- ASSIGNED TASK: Find every line below with the word "pour". Then give only how many there are.

- EXTRACTED INFORMATION:

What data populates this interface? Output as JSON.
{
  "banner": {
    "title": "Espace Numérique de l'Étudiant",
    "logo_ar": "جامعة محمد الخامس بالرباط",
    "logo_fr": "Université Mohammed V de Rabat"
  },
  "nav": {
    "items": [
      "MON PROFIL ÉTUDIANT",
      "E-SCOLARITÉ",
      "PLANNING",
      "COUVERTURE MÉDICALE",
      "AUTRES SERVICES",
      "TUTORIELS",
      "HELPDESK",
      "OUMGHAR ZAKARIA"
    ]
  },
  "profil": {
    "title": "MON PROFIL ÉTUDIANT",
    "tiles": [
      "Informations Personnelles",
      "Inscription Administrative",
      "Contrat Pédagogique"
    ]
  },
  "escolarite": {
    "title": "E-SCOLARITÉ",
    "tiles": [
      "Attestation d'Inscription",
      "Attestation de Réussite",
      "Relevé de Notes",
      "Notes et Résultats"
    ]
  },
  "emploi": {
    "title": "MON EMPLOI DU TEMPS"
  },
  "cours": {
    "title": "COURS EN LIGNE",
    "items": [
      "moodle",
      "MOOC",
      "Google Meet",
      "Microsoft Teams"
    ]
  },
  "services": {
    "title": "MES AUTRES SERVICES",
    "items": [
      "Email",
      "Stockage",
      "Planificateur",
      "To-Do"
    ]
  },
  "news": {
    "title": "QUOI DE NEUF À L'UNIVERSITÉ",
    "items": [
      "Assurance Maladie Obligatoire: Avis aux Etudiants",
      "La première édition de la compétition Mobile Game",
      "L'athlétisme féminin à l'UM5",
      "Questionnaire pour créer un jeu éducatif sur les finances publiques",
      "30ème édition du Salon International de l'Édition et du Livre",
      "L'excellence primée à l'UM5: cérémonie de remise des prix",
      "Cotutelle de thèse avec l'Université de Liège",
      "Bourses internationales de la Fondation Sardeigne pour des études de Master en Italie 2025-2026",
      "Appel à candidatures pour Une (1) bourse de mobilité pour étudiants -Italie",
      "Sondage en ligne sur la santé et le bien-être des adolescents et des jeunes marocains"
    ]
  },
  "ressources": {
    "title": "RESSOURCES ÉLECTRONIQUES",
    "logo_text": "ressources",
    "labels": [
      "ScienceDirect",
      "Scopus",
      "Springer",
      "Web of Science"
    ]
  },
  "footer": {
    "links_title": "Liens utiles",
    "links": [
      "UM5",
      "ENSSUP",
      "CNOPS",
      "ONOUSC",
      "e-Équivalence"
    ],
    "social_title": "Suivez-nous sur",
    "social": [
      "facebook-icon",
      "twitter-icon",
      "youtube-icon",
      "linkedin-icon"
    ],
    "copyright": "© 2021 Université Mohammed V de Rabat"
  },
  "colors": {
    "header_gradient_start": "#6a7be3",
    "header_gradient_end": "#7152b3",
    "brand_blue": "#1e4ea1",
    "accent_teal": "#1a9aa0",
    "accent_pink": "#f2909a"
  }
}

- SOLUTION FOR THIS EXERCISE: 3